> **Task details**
Please filter the listing below and copy out the lines that hold "Rejected".

> **Records supplied**
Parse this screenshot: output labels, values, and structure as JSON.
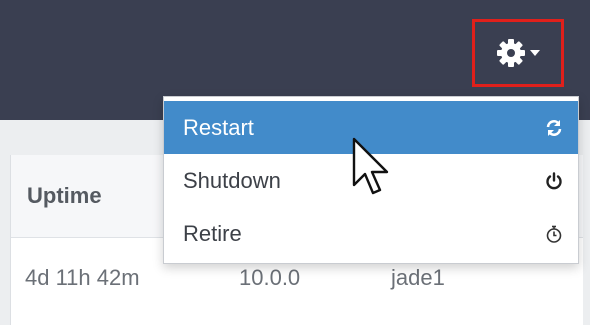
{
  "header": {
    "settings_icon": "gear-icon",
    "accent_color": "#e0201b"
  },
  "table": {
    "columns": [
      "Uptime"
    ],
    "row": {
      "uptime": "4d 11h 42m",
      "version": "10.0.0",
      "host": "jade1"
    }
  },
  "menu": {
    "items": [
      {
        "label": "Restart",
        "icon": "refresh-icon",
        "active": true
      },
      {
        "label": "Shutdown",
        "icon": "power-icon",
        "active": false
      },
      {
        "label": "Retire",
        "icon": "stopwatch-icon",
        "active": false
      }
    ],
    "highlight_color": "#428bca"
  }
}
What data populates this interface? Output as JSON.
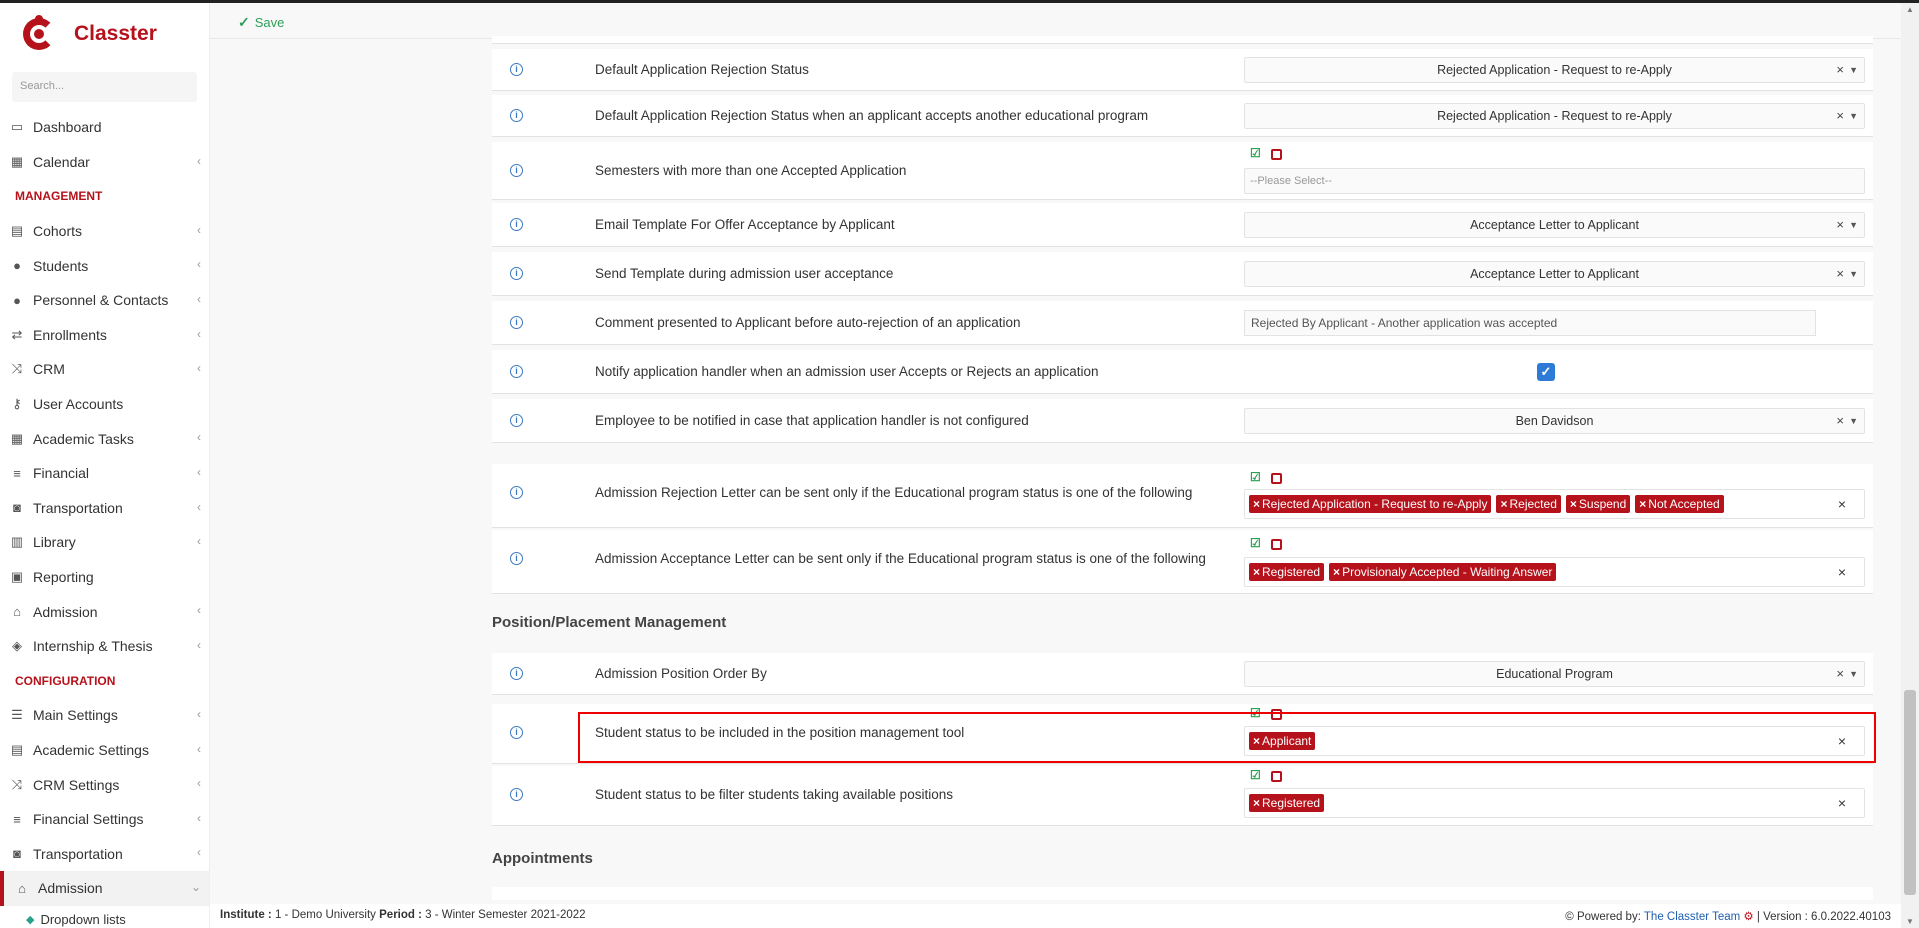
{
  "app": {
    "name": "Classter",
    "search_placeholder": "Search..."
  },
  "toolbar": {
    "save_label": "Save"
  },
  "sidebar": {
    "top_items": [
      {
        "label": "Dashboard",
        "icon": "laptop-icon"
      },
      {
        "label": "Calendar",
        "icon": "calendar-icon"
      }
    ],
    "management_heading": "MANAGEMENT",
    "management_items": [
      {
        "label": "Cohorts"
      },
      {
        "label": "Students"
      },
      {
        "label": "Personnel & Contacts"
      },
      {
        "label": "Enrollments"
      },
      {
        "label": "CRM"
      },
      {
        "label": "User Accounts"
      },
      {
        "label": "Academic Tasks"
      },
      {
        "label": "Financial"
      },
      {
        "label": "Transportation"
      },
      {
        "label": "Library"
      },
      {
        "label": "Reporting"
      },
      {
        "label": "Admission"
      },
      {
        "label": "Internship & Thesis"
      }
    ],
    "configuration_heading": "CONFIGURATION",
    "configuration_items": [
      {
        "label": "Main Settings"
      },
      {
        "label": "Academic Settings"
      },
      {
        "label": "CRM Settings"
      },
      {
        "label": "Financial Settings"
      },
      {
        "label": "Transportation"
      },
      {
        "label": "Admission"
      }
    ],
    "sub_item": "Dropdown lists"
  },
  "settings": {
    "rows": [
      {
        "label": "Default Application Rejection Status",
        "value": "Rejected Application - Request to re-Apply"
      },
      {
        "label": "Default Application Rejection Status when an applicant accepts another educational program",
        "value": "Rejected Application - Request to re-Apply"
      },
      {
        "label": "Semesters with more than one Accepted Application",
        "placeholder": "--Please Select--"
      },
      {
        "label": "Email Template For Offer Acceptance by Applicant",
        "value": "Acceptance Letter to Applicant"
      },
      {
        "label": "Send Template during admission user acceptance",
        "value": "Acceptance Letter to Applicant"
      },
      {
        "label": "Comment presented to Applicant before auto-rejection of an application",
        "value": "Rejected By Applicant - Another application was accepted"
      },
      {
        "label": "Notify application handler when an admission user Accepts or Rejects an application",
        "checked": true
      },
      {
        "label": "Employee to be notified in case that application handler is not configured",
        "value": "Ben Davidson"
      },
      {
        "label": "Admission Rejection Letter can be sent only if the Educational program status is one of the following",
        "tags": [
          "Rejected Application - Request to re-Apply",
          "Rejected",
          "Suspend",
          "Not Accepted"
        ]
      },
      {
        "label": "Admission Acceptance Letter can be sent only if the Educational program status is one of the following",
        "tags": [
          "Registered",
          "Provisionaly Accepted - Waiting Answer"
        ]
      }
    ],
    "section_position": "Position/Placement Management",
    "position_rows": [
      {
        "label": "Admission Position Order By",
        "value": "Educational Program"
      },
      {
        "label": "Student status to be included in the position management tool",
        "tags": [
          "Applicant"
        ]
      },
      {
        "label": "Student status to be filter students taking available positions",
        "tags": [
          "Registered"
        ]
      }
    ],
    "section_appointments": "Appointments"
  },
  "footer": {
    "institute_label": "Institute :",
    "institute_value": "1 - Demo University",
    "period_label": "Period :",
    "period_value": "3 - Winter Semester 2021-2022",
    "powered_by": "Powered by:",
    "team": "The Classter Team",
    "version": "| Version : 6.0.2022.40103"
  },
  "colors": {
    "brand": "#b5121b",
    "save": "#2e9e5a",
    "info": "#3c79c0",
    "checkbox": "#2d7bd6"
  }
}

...

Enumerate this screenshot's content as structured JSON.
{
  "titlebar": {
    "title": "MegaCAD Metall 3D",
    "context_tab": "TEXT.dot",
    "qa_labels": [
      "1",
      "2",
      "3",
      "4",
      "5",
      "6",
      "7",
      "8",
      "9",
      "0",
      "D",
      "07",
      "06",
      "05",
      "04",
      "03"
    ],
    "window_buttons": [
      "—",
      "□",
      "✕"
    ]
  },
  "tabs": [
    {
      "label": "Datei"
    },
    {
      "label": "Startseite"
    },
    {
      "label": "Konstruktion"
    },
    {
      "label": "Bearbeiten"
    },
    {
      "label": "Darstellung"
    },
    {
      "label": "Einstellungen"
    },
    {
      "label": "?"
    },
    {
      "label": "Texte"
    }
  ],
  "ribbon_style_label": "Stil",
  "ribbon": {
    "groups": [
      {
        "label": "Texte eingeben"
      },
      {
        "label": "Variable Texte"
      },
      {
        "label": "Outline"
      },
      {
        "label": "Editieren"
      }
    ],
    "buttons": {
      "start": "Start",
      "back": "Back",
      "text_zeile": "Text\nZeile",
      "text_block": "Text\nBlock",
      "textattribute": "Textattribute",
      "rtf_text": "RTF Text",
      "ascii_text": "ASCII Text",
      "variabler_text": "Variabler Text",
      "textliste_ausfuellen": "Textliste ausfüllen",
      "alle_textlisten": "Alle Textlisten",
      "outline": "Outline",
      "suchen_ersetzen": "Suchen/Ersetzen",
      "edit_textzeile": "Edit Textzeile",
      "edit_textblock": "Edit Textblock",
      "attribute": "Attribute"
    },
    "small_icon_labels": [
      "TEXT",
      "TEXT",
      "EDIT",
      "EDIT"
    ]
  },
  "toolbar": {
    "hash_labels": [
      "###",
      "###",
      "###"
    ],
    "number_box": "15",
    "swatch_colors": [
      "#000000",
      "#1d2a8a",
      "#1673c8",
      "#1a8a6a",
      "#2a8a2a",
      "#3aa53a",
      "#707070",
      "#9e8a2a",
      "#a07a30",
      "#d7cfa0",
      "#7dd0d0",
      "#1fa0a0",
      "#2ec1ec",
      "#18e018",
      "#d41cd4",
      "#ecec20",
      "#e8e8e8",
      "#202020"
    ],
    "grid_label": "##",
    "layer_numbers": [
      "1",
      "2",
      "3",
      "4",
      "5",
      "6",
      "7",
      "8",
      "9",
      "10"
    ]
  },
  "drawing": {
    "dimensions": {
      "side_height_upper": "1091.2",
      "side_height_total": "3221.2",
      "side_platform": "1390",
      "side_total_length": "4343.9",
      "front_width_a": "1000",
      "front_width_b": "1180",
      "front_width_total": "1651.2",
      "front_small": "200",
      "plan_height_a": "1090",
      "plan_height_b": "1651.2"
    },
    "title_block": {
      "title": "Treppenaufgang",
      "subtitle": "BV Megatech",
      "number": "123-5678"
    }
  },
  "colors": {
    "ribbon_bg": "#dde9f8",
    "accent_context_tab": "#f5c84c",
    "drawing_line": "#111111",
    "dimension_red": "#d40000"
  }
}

> **Problem solution**
        "value": "Rejected Application - Request to re-Apply"
        "value": "Rejected Application - Request to re-Apply"
        "value": "Rejected By Applicant - Another application was accepted"
          "Rejected Application - Request to re-Apply",
          "Rejected",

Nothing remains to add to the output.